--- START ---

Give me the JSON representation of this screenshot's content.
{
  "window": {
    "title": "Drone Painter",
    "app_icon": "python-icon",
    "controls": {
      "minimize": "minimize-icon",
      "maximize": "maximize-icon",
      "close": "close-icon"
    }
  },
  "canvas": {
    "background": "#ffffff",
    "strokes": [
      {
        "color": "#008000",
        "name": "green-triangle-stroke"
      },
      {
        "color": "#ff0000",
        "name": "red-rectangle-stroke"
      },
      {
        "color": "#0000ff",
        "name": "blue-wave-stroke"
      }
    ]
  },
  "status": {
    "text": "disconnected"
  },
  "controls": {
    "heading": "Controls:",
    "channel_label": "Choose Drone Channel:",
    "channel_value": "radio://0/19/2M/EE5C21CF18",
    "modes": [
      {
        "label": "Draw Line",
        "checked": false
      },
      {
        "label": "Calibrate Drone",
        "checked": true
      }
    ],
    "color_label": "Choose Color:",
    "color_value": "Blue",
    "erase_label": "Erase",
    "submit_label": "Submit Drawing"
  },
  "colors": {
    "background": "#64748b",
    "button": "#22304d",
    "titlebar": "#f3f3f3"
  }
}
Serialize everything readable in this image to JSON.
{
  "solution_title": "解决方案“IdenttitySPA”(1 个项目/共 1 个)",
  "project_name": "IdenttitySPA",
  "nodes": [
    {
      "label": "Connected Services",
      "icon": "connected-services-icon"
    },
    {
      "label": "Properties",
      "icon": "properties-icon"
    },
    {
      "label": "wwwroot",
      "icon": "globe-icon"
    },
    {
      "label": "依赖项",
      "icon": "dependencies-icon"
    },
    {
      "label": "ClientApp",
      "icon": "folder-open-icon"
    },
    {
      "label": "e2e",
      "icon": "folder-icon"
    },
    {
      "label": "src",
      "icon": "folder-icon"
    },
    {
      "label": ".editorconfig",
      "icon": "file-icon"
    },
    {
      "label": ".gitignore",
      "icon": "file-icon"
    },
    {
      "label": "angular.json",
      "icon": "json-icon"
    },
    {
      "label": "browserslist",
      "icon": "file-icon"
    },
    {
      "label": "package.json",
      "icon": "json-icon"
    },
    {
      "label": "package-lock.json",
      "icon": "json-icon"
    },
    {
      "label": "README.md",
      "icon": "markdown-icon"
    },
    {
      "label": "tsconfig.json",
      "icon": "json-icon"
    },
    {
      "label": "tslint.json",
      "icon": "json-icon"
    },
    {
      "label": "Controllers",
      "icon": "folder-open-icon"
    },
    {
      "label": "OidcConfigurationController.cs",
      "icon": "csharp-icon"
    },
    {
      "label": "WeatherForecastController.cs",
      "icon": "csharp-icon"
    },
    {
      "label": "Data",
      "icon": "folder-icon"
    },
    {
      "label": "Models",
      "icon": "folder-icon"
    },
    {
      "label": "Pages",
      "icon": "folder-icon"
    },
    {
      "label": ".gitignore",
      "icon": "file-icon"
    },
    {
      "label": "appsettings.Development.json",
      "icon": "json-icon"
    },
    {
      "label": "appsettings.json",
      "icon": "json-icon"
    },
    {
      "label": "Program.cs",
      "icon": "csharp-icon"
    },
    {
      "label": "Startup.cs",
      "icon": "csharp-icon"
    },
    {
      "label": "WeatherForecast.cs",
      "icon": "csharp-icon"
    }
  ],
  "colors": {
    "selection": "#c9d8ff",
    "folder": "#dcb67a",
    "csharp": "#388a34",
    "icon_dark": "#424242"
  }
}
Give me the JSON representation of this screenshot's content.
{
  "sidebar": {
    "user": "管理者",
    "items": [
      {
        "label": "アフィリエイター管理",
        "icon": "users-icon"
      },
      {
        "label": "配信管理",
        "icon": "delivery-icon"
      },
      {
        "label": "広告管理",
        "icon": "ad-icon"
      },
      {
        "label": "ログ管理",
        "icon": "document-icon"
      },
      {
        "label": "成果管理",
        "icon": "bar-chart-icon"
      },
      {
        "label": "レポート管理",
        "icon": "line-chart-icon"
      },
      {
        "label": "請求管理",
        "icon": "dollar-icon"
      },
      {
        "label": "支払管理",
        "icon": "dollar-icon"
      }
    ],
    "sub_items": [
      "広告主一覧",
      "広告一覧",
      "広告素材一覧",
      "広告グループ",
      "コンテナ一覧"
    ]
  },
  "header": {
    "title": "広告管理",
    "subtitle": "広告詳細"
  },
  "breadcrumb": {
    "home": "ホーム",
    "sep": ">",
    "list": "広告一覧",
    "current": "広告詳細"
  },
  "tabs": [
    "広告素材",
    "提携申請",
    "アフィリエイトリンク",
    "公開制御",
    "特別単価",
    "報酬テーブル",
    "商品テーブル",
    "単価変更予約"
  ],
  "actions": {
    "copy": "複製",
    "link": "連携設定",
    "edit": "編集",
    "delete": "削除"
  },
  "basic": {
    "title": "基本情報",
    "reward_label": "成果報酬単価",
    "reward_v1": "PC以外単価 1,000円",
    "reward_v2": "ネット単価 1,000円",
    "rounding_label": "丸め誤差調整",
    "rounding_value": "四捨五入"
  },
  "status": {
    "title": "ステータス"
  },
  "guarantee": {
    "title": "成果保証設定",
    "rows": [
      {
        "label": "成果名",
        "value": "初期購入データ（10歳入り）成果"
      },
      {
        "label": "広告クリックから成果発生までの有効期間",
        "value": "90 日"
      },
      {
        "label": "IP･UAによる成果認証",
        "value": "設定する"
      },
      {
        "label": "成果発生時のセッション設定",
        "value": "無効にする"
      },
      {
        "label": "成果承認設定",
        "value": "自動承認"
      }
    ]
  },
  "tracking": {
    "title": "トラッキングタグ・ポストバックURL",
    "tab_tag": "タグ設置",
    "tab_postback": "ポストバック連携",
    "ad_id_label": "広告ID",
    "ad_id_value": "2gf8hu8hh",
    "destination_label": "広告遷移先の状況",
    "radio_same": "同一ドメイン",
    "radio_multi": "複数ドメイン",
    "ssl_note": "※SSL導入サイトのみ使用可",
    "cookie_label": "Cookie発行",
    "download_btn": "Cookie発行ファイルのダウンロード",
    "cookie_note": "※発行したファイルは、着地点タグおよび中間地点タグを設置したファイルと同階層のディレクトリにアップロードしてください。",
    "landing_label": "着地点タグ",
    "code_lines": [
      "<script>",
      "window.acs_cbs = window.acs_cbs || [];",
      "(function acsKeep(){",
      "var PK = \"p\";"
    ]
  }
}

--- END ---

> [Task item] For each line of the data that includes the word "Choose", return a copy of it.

> [Written reply]
    "channel_label": "Choose Drone Channel:",
    "color_label": "Choose Color:",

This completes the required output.